■ Instructions for the task ■
Set each record down exactly, excluding all images.

■ Information shown ■
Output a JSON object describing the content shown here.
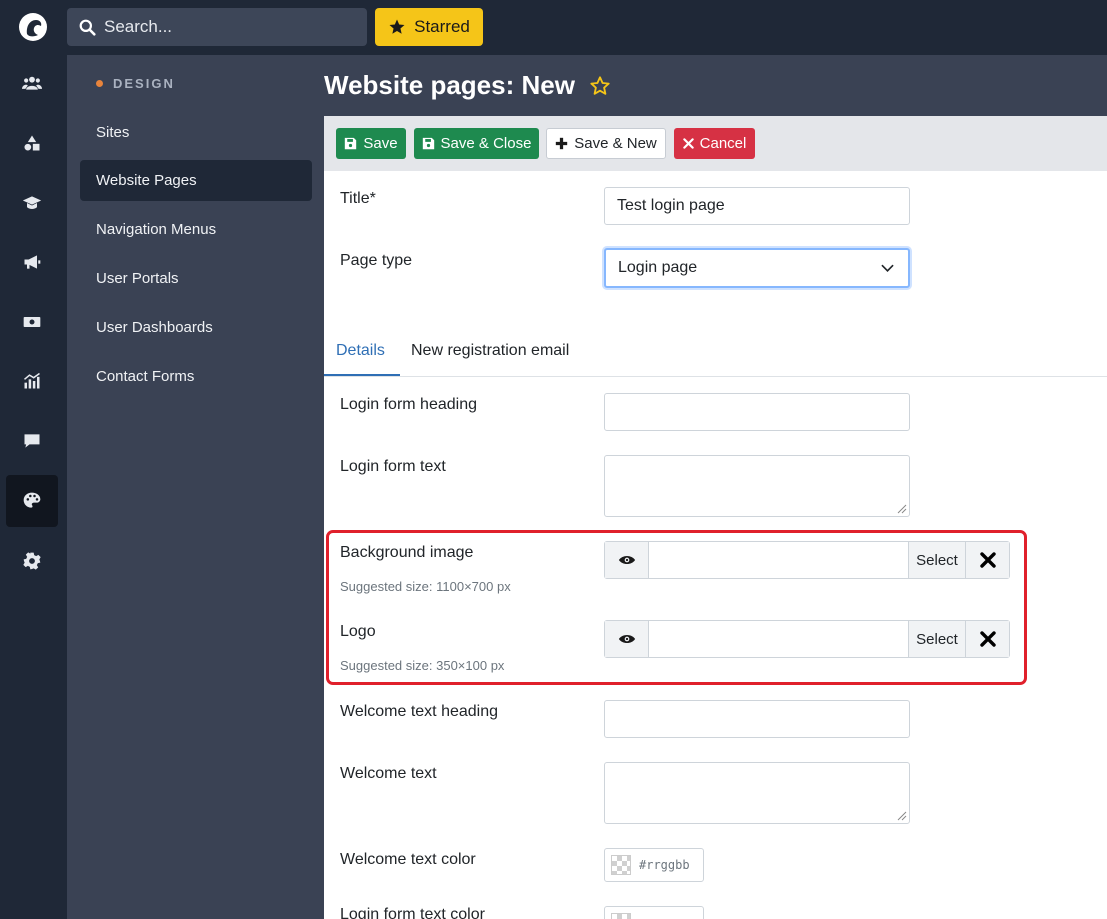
{
  "topbar": {
    "search_placeholder": "Search...",
    "starred_label": "Starred"
  },
  "rail": {
    "items": [
      "users-icon",
      "shapes-icon",
      "graduation-cap-icon",
      "megaphone-icon",
      "money-icon",
      "chart-icon",
      "comment-icon",
      "palette-icon",
      "gear-icon"
    ],
    "active": "palette-icon"
  },
  "sidebar": {
    "section_title": "DESIGN",
    "items": [
      "Sites",
      "Website Pages",
      "Navigation Menus",
      "User Portals",
      "User Dashboards",
      "Contact Forms"
    ],
    "active": "Website Pages"
  },
  "page": {
    "title": "Website pages: New"
  },
  "toolbar": {
    "save": "Save",
    "save_close": "Save & Close",
    "save_new": "Save & New",
    "cancel": "Cancel"
  },
  "form": {
    "title_label": "Title*",
    "title_value": "Test login page",
    "page_type_label": "Page type",
    "page_type_value": "Login page",
    "tabs": [
      "Details",
      "New registration email"
    ],
    "active_tab": "Details",
    "login_form_heading_label": "Login form heading",
    "login_form_text_label": "Login form text",
    "background_image_label": "Background image",
    "background_image_hint": "Suggested size: 1100×700 px",
    "logo_label": "Logo",
    "logo_hint": "Suggested size: 350×100 px",
    "select_label": "Select",
    "welcome_text_heading_label": "Welcome text heading",
    "welcome_text_label": "Welcome text",
    "welcome_text_color_label": "Welcome text color",
    "color_placeholder": "#rrggbb",
    "login_form_text_color_label": "Login form text color"
  },
  "colors": {
    "topbar": "#1f2837",
    "sidebar": "#3a4254",
    "save_green": "#1e8a4f",
    "cancel_red": "#d63144",
    "starred_yellow": "#f5c518",
    "tab_blue": "#2f6fb5",
    "highlight_red": "#e0202b"
  }
}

■ Completed exercise ■
Output a JSON object describing the content shown here.
{
  "topbar": {
    "search_placeholder": "Search...",
    "starred_label": "Starred"
  },
  "rail": {
    "items": [
      "users-icon",
      "shapes-icon",
      "graduation-cap-icon",
      "megaphone-icon",
      "money-icon",
      "chart-icon",
      "comment-icon",
      "palette-icon",
      "gear-icon"
    ],
    "active": "palette-icon"
  },
  "sidebar": {
    "section_title": "DESIGN",
    "items": [
      "Sites",
      "Website Pages",
      "Navigation Menus",
      "User Portals",
      "User Dashboards",
      "Contact Forms"
    ],
    "active": "Website Pages"
  },
  "page": {
    "title": "Website pages: New"
  },
  "toolbar": {
    "save": "Save",
    "save_close": "Save & Close",
    "save_new": "Save & New",
    "cancel": "Cancel"
  },
  "form": {
    "title_label": "Title*",
    "title_value": "Test login page",
    "page_type_label": "Page type",
    "page_type_value": "Login page",
    "tabs": [
      "Details",
      "New registration email"
    ],
    "active_tab": "Details",
    "login_form_heading_label": "Login form heading",
    "login_form_text_label": "Login form text",
    "background_image_label": "Background image",
    "background_image_hint": "Suggested size: 1100×700 px",
    "logo_label": "Logo",
    "logo_hint": "Suggested size: 350×100 px",
    "select_label": "Select",
    "welcome_text_heading_label": "Welcome text heading",
    "welcome_text_label": "Welcome text",
    "welcome_text_color_label": "Welcome text color",
    "color_placeholder": "#rrggbb",
    "login_form_text_color_label": "Login form text color"
  },
  "colors": {
    "topbar": "#1f2837",
    "sidebar": "#3a4254",
    "save_green": "#1e8a4f",
    "cancel_red": "#d63144",
    "starred_yellow": "#f5c518",
    "tab_blue": "#2f6fb5",
    "highlight_red": "#e0202b"
  }
}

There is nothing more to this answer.